TAIPEI (Taiwan News) — While Hong Kong saw a historic turnout of two million protesters flooding into the streets on Sunday afternoon to signal their disapproval of the extradition bill amendments, many Hong Kong and Taiwan students rallied outside Taiwan’s Legislative Yuan in Taipei to voice their support.
“As a Hong Konger I should protect Hong Kong and tell Taiwanese people that it is necessary to oppose the extradition bill,” said a college student from Hong Kong, surnamed Nip.
The amendments to the extradition bill, proposed by the Hong Kong government in February, will allow criminal suspects in Hong Kong to be extradited to China for trial.
Even so, Nip, like many other Hong Kongers, has no faith in China’s legal and judicial system. People tried in China cannot enjoy the protection of human rights and rule of law, he said.
Furthermore, critics worry the bill could be used against political dissidents, or those whom Beijing does not agree with.
Sunday’s rally in Taipei came the day after Hong Kong Chief Executive Carrie Lam announced that extradition legislation would be delayed indefinitely. However, the people of Hong Kong appeared not to be appeased by Lam’s concession.
They were angered that Lam continued to defend the extradition bill and justify the riot police’s violence against protesters and journalists during the demonstrations on June 12.
Demonstrators in Hong Kong and Taipei on Sunday, therefore, not only demanded the withdrawal of the extradition bill, they also called on Lam to step down.
“Lam is no longer fit to be a chief executive,” said Nip. Lam described her government’s handling of the protests as a “mother” refusing to spoil her children, but a mother should never treat her children with violence, he added.
Having lived in Taiwan for nearly one year, Nip was dismayed to learn that some of the island’s China-friendly politicians did not speak out about the protests in Hong Kong – such as Kuomintang (KMT) Kaohsiung Mayor and presidential hopeful Han Kuo-yu (韓國瑜).
“It’s outrageous” that he said he had “no idea” and “no clue” about what happened in Hong Kong when the news was everywhere, said Nip. Han’s lack of concern on June 9 as one million Hong Kongers took to the streets to protest against the extradition bill drew widespread criticism.
The next day, Han said via a statement he looked forward to seeing the Hong Kong government make a decision that would address the concerns of its people.
Nip’s anger was shared by a Taiwan high school student, surnamed Mu, who traveled with two other classmates from Taoyuan City to take part in the rally.
A presidential candidate should not dodge the question, they ought to clearly express their stance over Hong Kong’s extradition bill, said Mu, despite not being old enough to vote.

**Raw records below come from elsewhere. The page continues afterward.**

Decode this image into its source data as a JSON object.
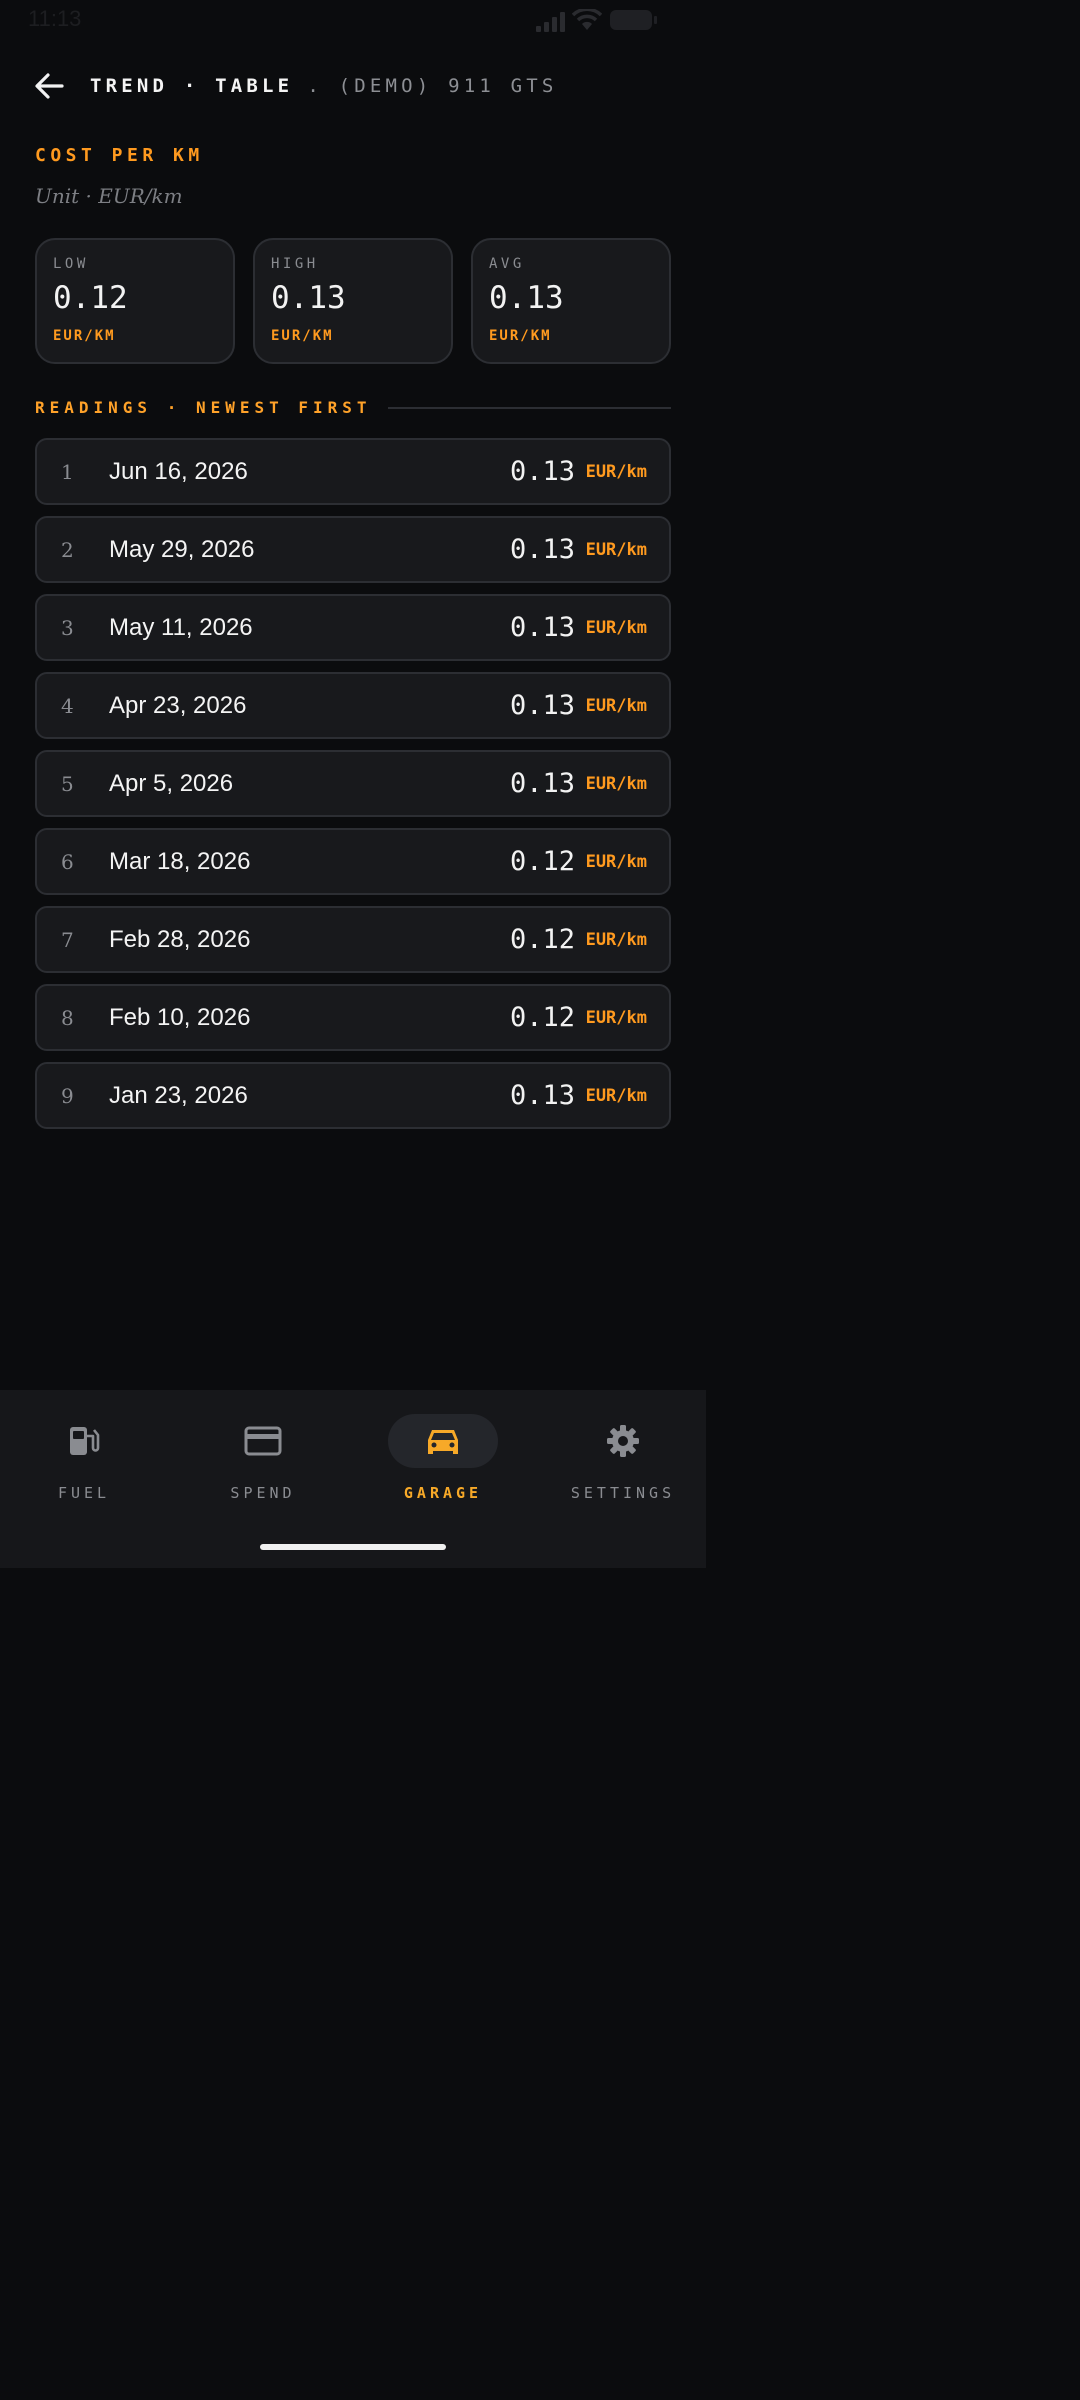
{
  "status_bar": {
    "time": "11:13"
  },
  "header": {
    "title": "TREND · TABLE",
    "subtitle": ". (DEMO) 911 GTS"
  },
  "metric": {
    "title": "COST PER KM",
    "unit_note": "Unit · EUR/km"
  },
  "stats": [
    {
      "label": "LOW",
      "value": "0.12",
      "unit": "EUR/KM"
    },
    {
      "label": "HIGH",
      "value": "0.13",
      "unit": "EUR/KM"
    },
    {
      "label": "AVG",
      "value": "0.13",
      "unit": "EUR/KM"
    }
  ],
  "readings": {
    "heading": "READINGS · NEWEST FIRST",
    "rows": [
      {
        "index": "1",
        "date": "Jun 16, 2026",
        "value": "0.13",
        "unit": "EUR/km"
      },
      {
        "index": "2",
        "date": "May 29, 2026",
        "value": "0.13",
        "unit": "EUR/km"
      },
      {
        "index": "3",
        "date": "May 11, 2026",
        "value": "0.13",
        "unit": "EUR/km"
      },
      {
        "index": "4",
        "date": "Apr 23, 2026",
        "value": "0.13",
        "unit": "EUR/km"
      },
      {
        "index": "5",
        "date": "Apr 5, 2026",
        "value": "0.13",
        "unit": "EUR/km"
      },
      {
        "index": "6",
        "date": "Mar 18, 2026",
        "value": "0.12",
        "unit": "EUR/km"
      },
      {
        "index": "7",
        "date": "Feb 28, 2026",
        "value": "0.12",
        "unit": "EUR/km"
      },
      {
        "index": "8",
        "date": "Feb 10, 2026",
        "value": "0.12",
        "unit": "EUR/km"
      },
      {
        "index": "9",
        "date": "Jan 23, 2026",
        "value": "0.13",
        "unit": "EUR/km"
      }
    ]
  },
  "nav": {
    "items": [
      {
        "label": "FUEL",
        "icon": "fuel-pump-icon"
      },
      {
        "label": "SPEND",
        "icon": "credit-card-icon"
      },
      {
        "label": "GARAGE",
        "icon": "car-icon",
        "active": true
      },
      {
        "label": "SETTINGS",
        "icon": "gear-icon"
      }
    ]
  },
  "colors": {
    "accent": "#ff9a1f",
    "background": "#0b0c0e",
    "card": "#18191c",
    "active_nav": "#f7a928"
  }
}
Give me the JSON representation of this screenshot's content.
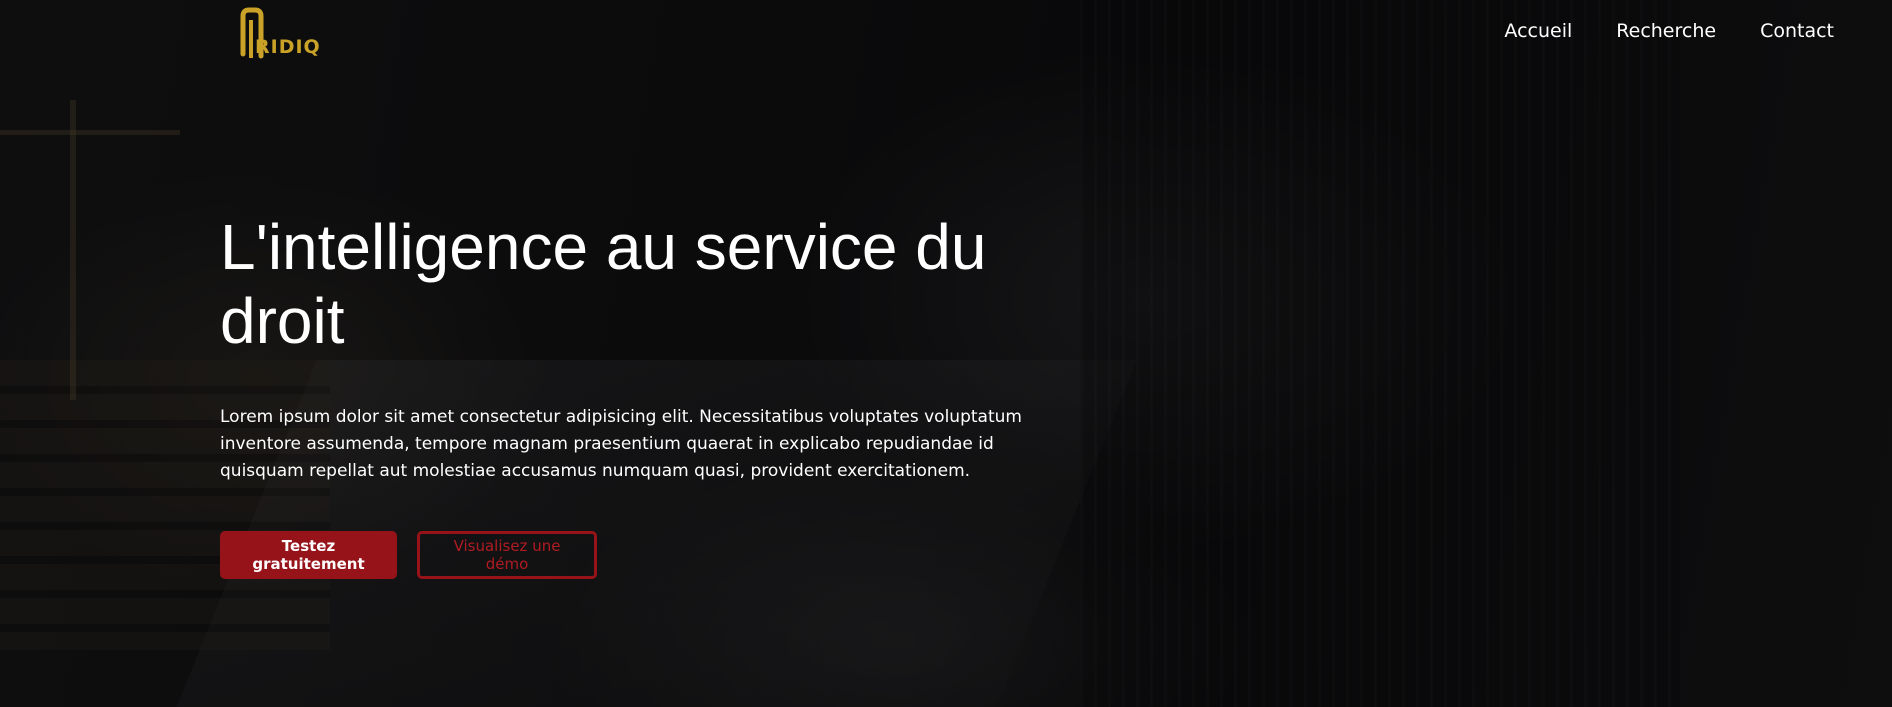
{
  "logo": {
    "text": "RIDIQ",
    "color": "#c9a227"
  },
  "nav": {
    "items": [
      {
        "label": "Accueil"
      },
      {
        "label": "Recherche"
      },
      {
        "label": "Contact"
      }
    ]
  },
  "hero": {
    "headline": "L'intelligence au service du droit",
    "description": "Lorem ipsum dolor sit amet consectetur adipisicing elit. Necessitatibus voluptates voluptatum inventore assumenda, tempore magnam praesentium quaerat in explicabo repudiandae id quisquam repellat aut molestiae accusamus numquam quasi, provident exercitationem.",
    "primary_cta": "Testez gratuitement",
    "secondary_cta": "Visualisez une démo"
  },
  "colors": {
    "accent": "#96131a",
    "gold": "#c9a227",
    "text": "#ffffff"
  }
}
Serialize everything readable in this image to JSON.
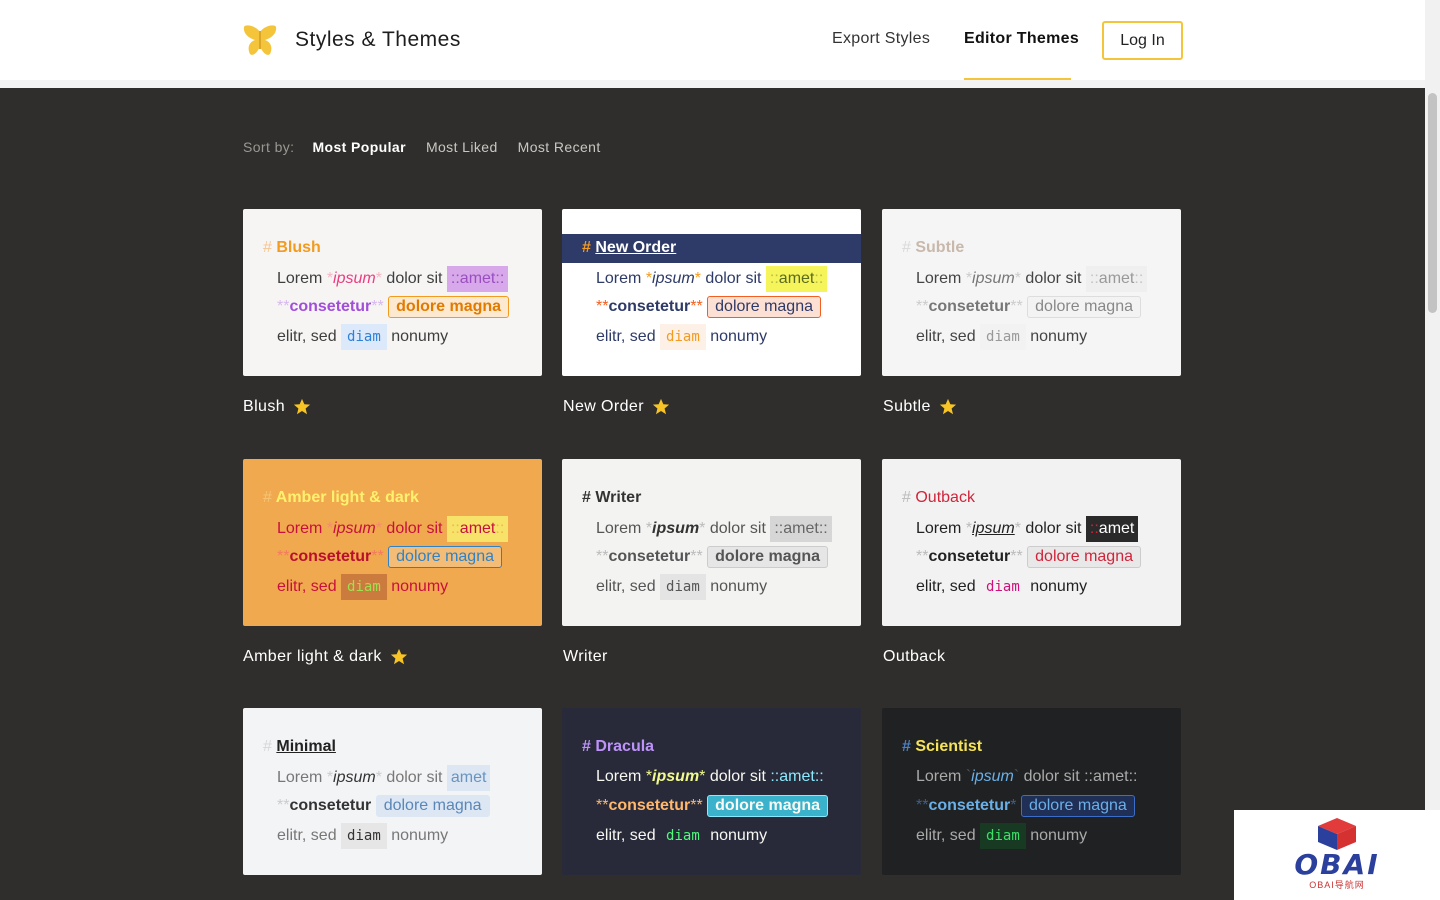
{
  "header": {
    "brand": "Styles & Themes",
    "nav": {
      "export": "Export Styles",
      "editor": "Editor Themes"
    },
    "login": "Log In"
  },
  "sort": {
    "label": "Sort by:",
    "options": [
      "Most Popular",
      "Most Liked",
      "Most Recent"
    ],
    "active": "Most Popular"
  },
  "sample": {
    "hash": "#",
    "lorem": "Lorem",
    "ipsum": "ipsum",
    "star": "*",
    "dolor": "dolor sit",
    "amet": "amet",
    "colons": "::",
    "stars2": "**",
    "consetetur": "consetetur",
    "dolore": "dolore magna",
    "elitr": "elitr, sed",
    "tick": "`",
    "diam": "diam",
    "nonumy": "nonumy"
  },
  "themes": [
    {
      "name": "Blush",
      "favorite": true
    },
    {
      "name": "New Order",
      "favorite": true
    },
    {
      "name": "Subtle",
      "favorite": true
    },
    {
      "name": "Amber light & dark",
      "favorite": true
    },
    {
      "name": "Writer",
      "favorite": false
    },
    {
      "name": "Outback",
      "favorite": false
    },
    {
      "name": "Minimal",
      "favorite": false
    },
    {
      "name": "Dracula",
      "favorite": false
    },
    {
      "name": "Scientist",
      "favorite": false
    }
  ],
  "colors": {
    "accent": "#f4c43a",
    "background": "#2f2e2c",
    "star": "#f7c325"
  },
  "watermark": {
    "text": "OBAI",
    "subtext": "OBAI导航网"
  }
}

The extradition bill will also affect the rights of Taiwanese people, who can be extradited to China when visiting Hong Kong, said Mu. The Hong Kong government should properly respond to the opinions of its people, he said.